Eminem and Rihanna’s recent chart-topper, Love the Way You Lie, tackles the painful and prominent issue of domestic violence without resorting to shallow stereotypes.

The song follows the story of a violent relationship, narrated by the abuser. We are privy to the twists and turns in logic that run through the abuser’s mind as he attempts to justify his behaviour – “but your temper’s just as bad as mine is”, he pleads.

Interestingly though, we also glimpse the moments of clarity – the shame and the galling realisation of what it means to be a woman-beater. And it is this that makes Love the Way You Lie both fascinating and instinctively repulsive – this is not the ramblings of a deluded maniac but of a troubled man struggling to draw lines between love, fear, hate and anger.

Rihanna is noticeably absent for the majority of this track, coming in only for the chorus:

“Just gonna stand there and watch me burn; well that’s alright, because I love the way it hurts.
Just gonna stand there and hear me cry, well that’s all right because I love the way you lie.”

This is, to say the least, uncomfortable – a song about domestic violence in which the only female voice is reduced to painfully affirming, over and over, how much she loves the beatings.

This has led to commentary that it glorifies domestic violence and makes it acceptable. Indeed, the video (directed by Joseph Kahn and starring Dominic Monaghan and Megan Fox) begins with the woman hitting the man, and throughout there is an interplay between sexual passion and violence, which could be seen to be promoting the idea that the victim ‘provokes’ or in fact enjoys the violence.

This is where the role of Rihanna is key. The photo of her horrific domestic violence was shown throughout the world. She asserts it happened to her; she did not cause it. Initially she went back to her perpetrator, but then left him because, “When I realized that my selfish decision for love could result into some young girl getting killed, I could not be easy with that”.

The idea of the loving relationship is why so many victims return, and through the chorus repeating that she loves the hurt and lies it highlights the psychological hold within violent relationships. Love is used as a reason for both the violence and for staying together.

There is a quiet strength to Rihanna’s singing, and coupled with the ironic undertone of the lyrics, the chorus could also be reaching out to perpetrators. Of course the woman doesn’t love it, and no matter how much he excuses or gets her to excuse the violence, it is not justified.

From 3.13 in the video there appears to be a a point of no return; it only takes a look from the man to stop the woman leaving, and Eminems lyrics push through his excuses and show his acceptance of his violence and power, culminating in the lyrics,

‘I know I’m a liar, if she ever tries to f**kin’ leave again, I’ma tie her to the bed and set this house on fire’.

Rihanna’s soulful chorus chimes in straight after, and we know the fate of the relationship.

The video ends with Eminem and Rihanna looking at the burning house, and then a repeat of the first clip of the couple lying in bed. This both emphasises the cycle of abuse and the need to leave the relationship at the point where it becomes abusive.

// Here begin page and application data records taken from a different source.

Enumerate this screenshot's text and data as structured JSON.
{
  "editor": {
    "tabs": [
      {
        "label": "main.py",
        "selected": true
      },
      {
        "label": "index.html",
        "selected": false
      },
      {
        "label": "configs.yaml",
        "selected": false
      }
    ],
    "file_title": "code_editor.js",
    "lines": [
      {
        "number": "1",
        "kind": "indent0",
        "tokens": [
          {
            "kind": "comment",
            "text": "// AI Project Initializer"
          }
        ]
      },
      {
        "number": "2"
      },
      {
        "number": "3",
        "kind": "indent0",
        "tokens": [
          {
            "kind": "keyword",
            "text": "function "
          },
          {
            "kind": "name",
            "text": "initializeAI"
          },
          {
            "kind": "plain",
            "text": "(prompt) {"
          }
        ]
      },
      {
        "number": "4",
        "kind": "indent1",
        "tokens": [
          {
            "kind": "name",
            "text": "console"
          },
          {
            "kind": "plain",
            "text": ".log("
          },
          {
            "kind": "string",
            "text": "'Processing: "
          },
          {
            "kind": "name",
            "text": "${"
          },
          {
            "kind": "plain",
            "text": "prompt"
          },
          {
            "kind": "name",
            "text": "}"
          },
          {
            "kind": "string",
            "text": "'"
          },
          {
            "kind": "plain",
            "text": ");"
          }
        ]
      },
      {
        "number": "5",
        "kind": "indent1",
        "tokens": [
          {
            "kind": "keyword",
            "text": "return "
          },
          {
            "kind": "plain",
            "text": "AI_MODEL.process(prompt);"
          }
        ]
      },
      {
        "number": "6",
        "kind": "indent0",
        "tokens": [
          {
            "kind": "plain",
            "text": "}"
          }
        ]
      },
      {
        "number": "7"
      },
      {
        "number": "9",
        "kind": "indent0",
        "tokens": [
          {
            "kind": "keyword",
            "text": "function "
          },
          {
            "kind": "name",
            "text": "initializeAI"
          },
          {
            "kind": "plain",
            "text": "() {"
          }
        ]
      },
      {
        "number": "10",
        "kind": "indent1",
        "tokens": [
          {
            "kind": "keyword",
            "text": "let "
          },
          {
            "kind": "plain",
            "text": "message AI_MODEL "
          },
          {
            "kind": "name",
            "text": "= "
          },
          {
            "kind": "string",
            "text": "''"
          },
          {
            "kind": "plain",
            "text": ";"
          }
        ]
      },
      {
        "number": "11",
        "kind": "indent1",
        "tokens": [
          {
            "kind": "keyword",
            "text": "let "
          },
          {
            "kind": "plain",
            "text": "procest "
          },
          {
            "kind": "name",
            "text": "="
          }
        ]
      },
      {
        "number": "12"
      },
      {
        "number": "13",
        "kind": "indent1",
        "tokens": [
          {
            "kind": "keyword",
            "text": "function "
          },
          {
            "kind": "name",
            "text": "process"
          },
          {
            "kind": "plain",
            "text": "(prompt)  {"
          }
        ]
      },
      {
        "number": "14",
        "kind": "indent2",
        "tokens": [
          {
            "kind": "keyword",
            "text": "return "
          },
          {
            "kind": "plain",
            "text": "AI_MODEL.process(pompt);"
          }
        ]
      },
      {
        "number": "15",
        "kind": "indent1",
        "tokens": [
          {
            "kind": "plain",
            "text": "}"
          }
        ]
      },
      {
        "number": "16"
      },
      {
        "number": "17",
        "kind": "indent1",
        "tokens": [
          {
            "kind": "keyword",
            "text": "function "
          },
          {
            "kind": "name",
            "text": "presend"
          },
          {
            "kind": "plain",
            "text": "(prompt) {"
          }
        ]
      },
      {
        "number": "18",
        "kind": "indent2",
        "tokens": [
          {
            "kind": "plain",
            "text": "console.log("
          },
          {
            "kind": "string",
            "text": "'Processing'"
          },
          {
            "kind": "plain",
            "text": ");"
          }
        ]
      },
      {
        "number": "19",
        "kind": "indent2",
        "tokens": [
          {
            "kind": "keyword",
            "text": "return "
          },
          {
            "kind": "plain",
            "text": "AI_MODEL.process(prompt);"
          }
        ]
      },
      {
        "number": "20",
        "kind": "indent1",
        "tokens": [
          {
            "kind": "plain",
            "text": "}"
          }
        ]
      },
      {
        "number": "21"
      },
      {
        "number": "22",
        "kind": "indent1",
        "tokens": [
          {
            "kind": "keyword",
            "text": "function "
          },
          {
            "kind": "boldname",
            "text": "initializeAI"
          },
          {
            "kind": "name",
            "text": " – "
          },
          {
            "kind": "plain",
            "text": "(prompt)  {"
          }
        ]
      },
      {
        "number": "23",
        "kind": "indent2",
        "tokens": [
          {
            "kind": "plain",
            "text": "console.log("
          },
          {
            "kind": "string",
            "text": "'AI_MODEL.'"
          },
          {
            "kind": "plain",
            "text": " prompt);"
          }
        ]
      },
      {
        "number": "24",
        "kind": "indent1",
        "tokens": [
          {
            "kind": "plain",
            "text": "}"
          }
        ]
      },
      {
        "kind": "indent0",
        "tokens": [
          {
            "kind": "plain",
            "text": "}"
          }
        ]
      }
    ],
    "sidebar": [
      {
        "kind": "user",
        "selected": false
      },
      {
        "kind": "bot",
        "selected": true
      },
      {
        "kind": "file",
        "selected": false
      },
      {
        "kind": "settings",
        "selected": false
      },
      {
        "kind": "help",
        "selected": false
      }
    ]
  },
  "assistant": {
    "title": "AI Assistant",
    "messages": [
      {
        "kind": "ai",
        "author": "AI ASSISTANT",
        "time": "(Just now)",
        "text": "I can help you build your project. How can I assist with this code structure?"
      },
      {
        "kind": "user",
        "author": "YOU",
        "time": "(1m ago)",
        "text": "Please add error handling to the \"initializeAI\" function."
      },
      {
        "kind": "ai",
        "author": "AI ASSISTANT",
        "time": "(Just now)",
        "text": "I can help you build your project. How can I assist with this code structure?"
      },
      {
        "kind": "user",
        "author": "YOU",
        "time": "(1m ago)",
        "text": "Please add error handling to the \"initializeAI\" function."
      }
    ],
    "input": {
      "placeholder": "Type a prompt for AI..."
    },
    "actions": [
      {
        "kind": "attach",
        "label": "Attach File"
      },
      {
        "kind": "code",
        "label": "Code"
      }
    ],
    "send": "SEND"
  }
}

The song and video leaves you with a haunting insight into the cycle of domestic violence and where it can end up- and gives the message to leave the situation before it is too late. The song’s message is for both the victim and perpetrator, sung by a victim and perpetrator who are no longer in abusive relationships. It sends out the message that there is a way out.

Rihanna was able to leave her situation because the abuse was in the spotlight and she had the financial means to physically get away. The court took it further than she wanted because it was such a high profile case- and even then Chris Brown felt he’d been let off easy due to his status. Recently a TV executive got only 18 months for killing his wife, after an argument over a joint of beef, because the judge deemed it a ‘tragic accident’. For victims to feel able to leave and be safe and for perpetrators to get appropriate help, domestic abuse services and just prosecution are essential.

One in four women and one in six men in the UK will be the victims of domestic violence during their lifetime. Two women a week are killed by a current or former male partner. To get advice on or help with domestic abuse you can:

talk to your doctor, health visitor or midwife
call 0808 2000 247, the 24-hour National Domestic Violence Helpline
run by Women’s Aid and Refuge (calls from a landline are free)
call 0808 801 0327 for the Men’s advice line

call Respect on 0845 1228609 (www.respect.uk.net) – advice and
information for male perpetrators of domestic violence.
call the Mankind Initiative on 01823 334244 (www.mankind.org.uk)
treatment for female perpetrators of domestic violence.

Elly Badcock is a member of the NUS Women’s Committee.
Jo Gough is a learning mentor for vulnerable children.